Thanks to COVID-19, Church Culture Changes
For years, lead pastor Tim Boyd and the leaders at Westside Christian Church in Bradenton, Florida, felt called to increasingly engage with the surrounding community. The people of Westside periodically participated in small service projects and the church had a relationship with a local nonprofit called Downtown Ministries, but community involvement had never been a defining characteristic of the congregation. Until 2020.
In the early days and weeks of the pandemic, Boyd remembered being surprised at how quickly things shut down. Westside suspended its in-person worship, prerecorded its Sunday services for streaming online, and then reopened when the state of Florida relaxed guidelines for group gatherings. But the constant change was not a primary concern because the Sunday worship experience suddenly had become secondary to acts of service.
When stay-at-home orders were first issued and lockdowns were being strictly observed, the people of Westside Christian Church quickly shifted to an emphasis on serving their neighbors. The church tried putting it in perspective: “We’re stuck at home, but what would be even worse? Not having a home at all.” That compassionate viewpoint quickly changed the culture at Westside. Boyd said the church’s members stopped focusing on their own suffering and started looking at those around them, many of whom had more severe struggles. Downtown Ministries was a natural place to start.
The church began with small acts such as collecting granola bars, cereal, and other nonperishable foods. The congregation responded generously by overfilling a 55-gallon drum with donations every week. And the outpouring was more than just a short-term, emotional response created by the stay-at-home advisories. A year has passed, and Westside members are still filling that barrel with donations of food for Downtown Ministries almost every week.
When Florida began easing COVID-19 restrictions, people from Westside quickly began volunteering in-person at Downtown Ministries. The Westsiders did far more than serve food; they developed relationships with the area’s homeless people. One of the church’s elders met a young man at Downtown Ministries who gave his life to Christ and was baptized. When the church learned the young man was living far from his nearest family member, Westside paid for a ticket so he could go and live with his grandmother.
The church’s service to the surrounding community has spread beyond Downtown Ministries. WCC’s members are now serving with a local women’s shelter and ministering to foster children on a regular basis.

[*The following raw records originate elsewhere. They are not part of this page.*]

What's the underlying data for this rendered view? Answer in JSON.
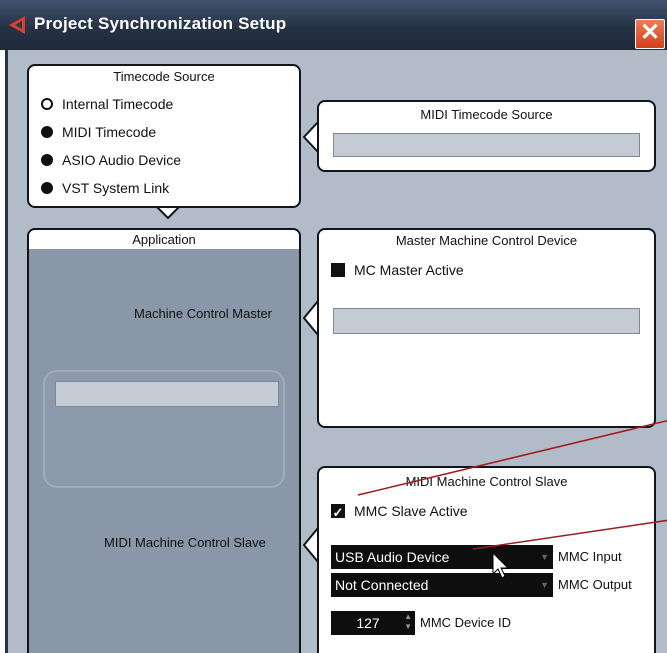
{
  "window": {
    "title": "Project Synchronization Setup",
    "close_symbol": "✕"
  },
  "timecode_source": {
    "title": "Timecode Source",
    "options": [
      {
        "label": "Internal Timecode",
        "selected": true
      },
      {
        "label": "MIDI Timecode",
        "selected": false
      },
      {
        "label": "ASIO Audio Device",
        "selected": false
      },
      {
        "label": "VST System Link",
        "selected": false
      }
    ]
  },
  "midi_timecode_source": {
    "title": "MIDI Timecode Source",
    "value": ""
  },
  "application": {
    "title": "Application",
    "machine_control_master_label": "Machine Control Master",
    "midi_machine_control_slave_label": "MIDI Machine Control Slave",
    "inner_field_value": ""
  },
  "master_machine_control": {
    "title": "Master Machine Control Device",
    "checkbox_label": "MC Master Active",
    "checked": false,
    "device_value": ""
  },
  "mmc_slave": {
    "title": "MIDI Machine Control Slave",
    "checkbox_label": "MMC Slave Active",
    "checked": true,
    "input_value": "USB Audio Device",
    "input_label": "MMC Input",
    "output_value": "Not Connected",
    "output_label": "MMC Output",
    "device_id_value": "127",
    "device_id_label": "MMC Device ID"
  },
  "colors": {
    "titlebar": "#253246",
    "body": "#b2bbc8",
    "app_panel": "#8a97a8",
    "annotation": "#9e1c1c"
  }
}
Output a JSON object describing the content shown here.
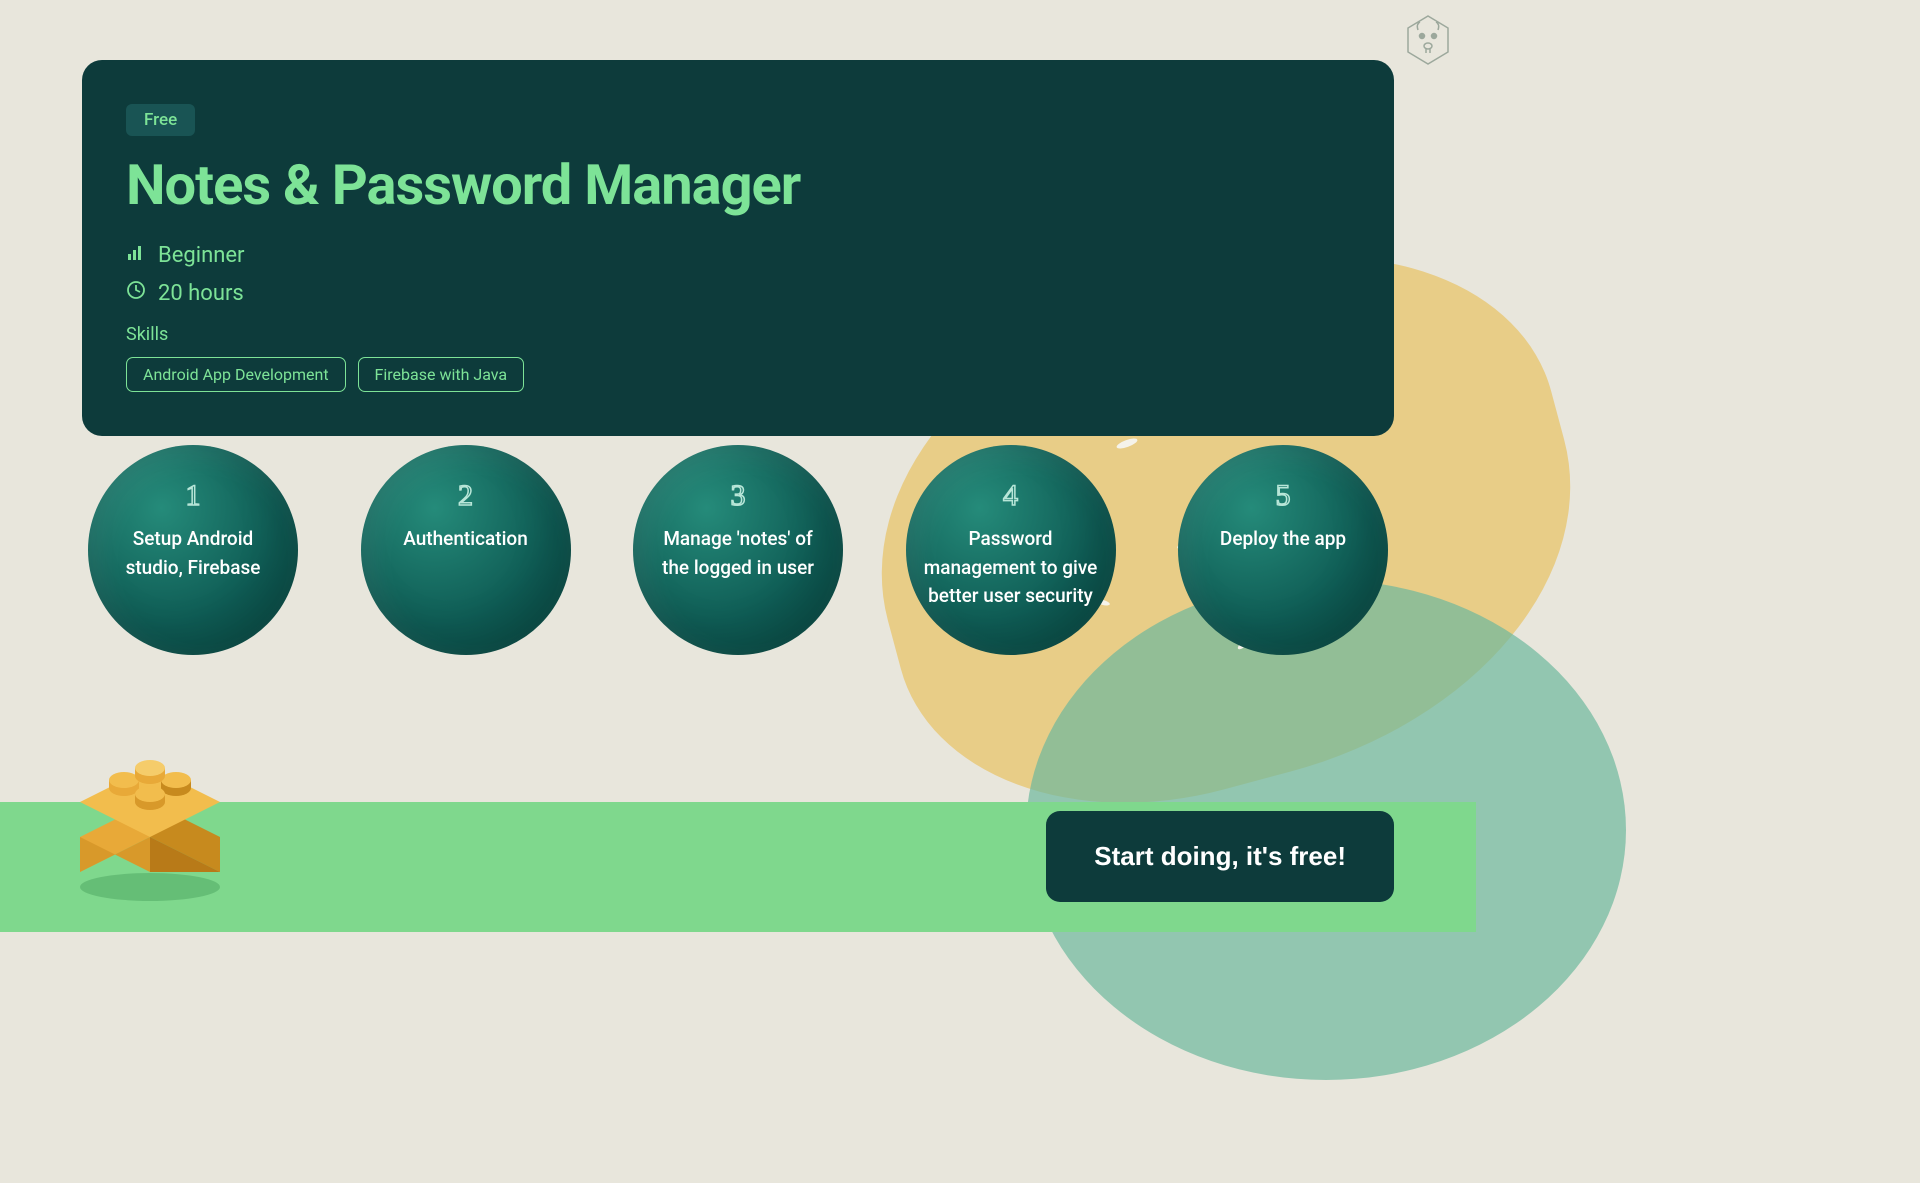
{
  "header": {
    "badge": "Free",
    "title": "Notes & Password Manager",
    "level": "Beginner",
    "duration": "20 hours",
    "skills_label": "Skills",
    "skills": [
      "Android App Development",
      "Firebase with Java"
    ]
  },
  "steps": [
    {
      "number": "1",
      "text": "Setup Android studio, Firebase"
    },
    {
      "number": "2",
      "text": "Authentication"
    },
    {
      "number": "3",
      "text": "Manage 'notes' of the logged in user"
    },
    {
      "number": "4",
      "text": "Password management to give better user security"
    },
    {
      "number": "5",
      "text": "Deploy the app"
    }
  ],
  "cta": {
    "label": "Start doing, it's free!"
  }
}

Boyd said the church’s culture has completely changed. He often hears people discussing their latest volunteer efforts with each other on Sunday mornings. After years of praying for the change, he is amazed at the speed with which God brought it about, and the way he did it.
“If it wasn’t for COVID, there’s no way it would have gone this quickly.”